Maybe I’ll even have a go at doing a supperclub myself … there’s a thought …

Plot 15 Supperclub serves a 3 course set menu dinner twice a month
Suggested donation of £20
contact: plot15supperclub@gmail.com or 07780 787453
website: http://plot15supperclub.wordpress.com/

A Lemon Trilogy Part 1: Lemon and Pecorino Linguine

Mrs W. and I are expecting our second child in early August. She is about 22 weeks into the pregnancy right now and has taken a notion for lemons and all things lemony tasting. Fortunately I had somewhat of a glut of said citrus in the fridge right now so before we head off to Portugal on our hols I thought I would make best use of them.

I have been in a bit of a cooking funk of late, but with a change to the clocks (which means I can at least start cooking in daylight) and some signs of slightly better weather my enthusiasm for spending time in the kitchen is slowly returning.  Cooking with lemons  filled the house with a lovely fresh fragrance so it seems like spring may finally get here!

It is also high time for me to get some veg into the garden (somewhat late I know but the growing season starts somewhat later in Northern Ireland… we had snow this week!). I have hardly touched the plot since last autumn (apart from putting in garlic and early season broad beans and peas before winter set in) but I hope to get stuff sown before we head away and see some signs of growth when we get back.

Back to the lemon theme… I made a great supper based on a Nigel Slater recipe  of linguine with a lemon, olive oil and pecorino dressing.
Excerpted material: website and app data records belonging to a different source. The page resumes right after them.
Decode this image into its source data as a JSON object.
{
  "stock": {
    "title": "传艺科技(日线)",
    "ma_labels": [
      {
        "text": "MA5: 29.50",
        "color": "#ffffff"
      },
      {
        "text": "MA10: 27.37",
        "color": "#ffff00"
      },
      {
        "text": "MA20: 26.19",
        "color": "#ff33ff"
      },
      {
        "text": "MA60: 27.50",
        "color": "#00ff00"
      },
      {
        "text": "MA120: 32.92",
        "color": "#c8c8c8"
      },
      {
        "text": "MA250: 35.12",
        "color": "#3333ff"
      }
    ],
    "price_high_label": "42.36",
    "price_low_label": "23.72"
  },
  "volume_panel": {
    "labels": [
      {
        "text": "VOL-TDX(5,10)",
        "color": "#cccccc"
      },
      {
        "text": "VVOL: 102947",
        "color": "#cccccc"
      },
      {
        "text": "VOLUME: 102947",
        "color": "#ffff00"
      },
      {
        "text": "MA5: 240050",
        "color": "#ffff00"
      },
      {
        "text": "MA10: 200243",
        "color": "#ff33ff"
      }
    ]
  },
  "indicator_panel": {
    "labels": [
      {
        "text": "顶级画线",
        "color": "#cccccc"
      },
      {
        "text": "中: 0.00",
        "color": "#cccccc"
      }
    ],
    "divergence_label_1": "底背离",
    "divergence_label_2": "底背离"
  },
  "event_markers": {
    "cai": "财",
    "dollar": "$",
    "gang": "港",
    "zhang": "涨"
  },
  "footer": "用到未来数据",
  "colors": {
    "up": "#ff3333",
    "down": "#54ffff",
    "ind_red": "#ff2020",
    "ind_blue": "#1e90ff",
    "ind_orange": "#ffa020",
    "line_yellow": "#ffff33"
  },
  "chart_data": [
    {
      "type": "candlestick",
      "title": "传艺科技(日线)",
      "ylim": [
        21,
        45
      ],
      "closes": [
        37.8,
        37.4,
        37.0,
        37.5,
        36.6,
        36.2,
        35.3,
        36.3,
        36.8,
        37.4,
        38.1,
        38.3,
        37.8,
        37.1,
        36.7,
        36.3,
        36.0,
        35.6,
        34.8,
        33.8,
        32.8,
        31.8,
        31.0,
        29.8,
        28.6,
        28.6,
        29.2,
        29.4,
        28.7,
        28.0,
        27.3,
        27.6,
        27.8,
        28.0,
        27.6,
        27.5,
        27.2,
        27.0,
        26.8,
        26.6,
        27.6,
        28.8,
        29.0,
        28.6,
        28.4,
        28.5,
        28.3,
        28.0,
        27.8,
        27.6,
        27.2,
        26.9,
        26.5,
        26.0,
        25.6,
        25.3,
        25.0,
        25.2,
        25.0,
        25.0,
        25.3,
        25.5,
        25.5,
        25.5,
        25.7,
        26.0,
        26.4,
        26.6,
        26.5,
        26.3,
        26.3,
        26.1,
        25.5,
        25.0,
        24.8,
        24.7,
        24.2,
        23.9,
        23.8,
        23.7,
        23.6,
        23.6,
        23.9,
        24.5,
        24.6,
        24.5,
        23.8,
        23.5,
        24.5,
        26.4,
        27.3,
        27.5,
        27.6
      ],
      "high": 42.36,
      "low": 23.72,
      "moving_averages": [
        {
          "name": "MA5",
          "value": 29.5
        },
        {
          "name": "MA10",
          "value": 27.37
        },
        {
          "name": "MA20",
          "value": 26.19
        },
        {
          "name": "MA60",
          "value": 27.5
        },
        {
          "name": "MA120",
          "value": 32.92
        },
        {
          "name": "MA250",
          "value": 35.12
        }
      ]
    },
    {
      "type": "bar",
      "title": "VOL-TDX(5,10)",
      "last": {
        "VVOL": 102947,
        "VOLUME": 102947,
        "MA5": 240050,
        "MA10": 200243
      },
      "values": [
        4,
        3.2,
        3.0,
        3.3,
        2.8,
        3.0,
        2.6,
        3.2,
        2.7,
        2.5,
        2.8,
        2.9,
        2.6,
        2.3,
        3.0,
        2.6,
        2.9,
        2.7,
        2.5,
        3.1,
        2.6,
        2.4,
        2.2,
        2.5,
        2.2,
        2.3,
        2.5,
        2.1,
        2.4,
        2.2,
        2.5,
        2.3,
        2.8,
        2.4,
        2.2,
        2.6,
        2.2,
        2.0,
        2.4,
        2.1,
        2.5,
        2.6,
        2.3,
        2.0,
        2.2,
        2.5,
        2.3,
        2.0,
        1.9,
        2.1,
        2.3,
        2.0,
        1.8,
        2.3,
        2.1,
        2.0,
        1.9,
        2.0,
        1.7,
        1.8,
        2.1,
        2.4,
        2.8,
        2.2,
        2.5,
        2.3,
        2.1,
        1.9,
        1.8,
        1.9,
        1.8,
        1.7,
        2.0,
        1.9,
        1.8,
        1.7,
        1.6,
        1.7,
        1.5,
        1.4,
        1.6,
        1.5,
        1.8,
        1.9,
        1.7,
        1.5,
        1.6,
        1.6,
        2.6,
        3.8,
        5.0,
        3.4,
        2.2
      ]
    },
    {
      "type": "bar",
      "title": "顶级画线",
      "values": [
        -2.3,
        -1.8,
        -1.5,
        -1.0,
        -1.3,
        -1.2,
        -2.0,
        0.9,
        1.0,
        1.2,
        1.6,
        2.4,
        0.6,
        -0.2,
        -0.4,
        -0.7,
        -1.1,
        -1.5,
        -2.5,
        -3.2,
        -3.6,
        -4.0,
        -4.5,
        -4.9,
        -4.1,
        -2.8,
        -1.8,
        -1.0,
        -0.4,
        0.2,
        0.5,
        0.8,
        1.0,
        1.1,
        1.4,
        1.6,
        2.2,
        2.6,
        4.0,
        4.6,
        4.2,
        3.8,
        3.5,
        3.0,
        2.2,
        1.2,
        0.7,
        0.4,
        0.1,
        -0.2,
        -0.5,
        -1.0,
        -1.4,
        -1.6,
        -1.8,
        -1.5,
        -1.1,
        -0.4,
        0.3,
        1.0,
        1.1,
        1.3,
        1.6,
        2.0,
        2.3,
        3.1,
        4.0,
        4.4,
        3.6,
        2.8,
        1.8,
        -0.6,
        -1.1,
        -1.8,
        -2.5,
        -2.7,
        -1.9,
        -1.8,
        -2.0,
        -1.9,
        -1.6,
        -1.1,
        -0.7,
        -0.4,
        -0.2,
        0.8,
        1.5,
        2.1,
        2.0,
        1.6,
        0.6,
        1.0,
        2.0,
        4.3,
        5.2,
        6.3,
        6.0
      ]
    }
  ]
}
This really is just the easiest peasiest thing to make… so simple but so tasty.

Lemon and Pecorino Linguine

About 250 g linguine (I use De Cecco brand)

Juice from 1 large lemon

1 tsp grated lemon zest

75 ml extra virgin olive oil

75 g grated pecorino  (and a little extra to serve)

  • Put a large pan of water on to boil. When it is bubbling furiously, salt it generously then add the linguine. Let it cook at an excited boil for about 8-10 minutes.
  • Put the half the lemon juice and olive oil a bowl and beat briefly until emulsified like a vinaigrette. Beat in the grated pecorino with a grinding of black pepper. Taste and add additional lemon juice as required.
  • Drain the pasta (leaving a trace of the cooking water) and add the lemon and pecorino ‘sauce’. Toss the linguine until well coated and serve immediately with extra grated pecorino.

Mushroom Risotto

A typical dark night in winter and the kitchen window is rattling from the wind and the rain. Mrs W. is out herding brownies so we will be having dinner late. I decide to make what I believe to be her very favourite thing for supper …risotto.

It’s such a handy dish for hoovering up whatever might be lurking in the fridge (leftover chicken, bacon, leeks, ham, Parmesan ends and frozen peas often feature in mine). Today there are mushrooms, better still they are chestnut ones which i think always look tastier then their pale cousins. There is chicken stock in the fridge too, you can tell its a good batch because it has set to a firm jelly. A dash of Mushroom Ketchup and a glug of vermouth adds depth to the stock.

Just as I serve up I remember the christmas present I was given from my brother in law…

… a sprinkling of magic to finish the dish. Cheers Jim!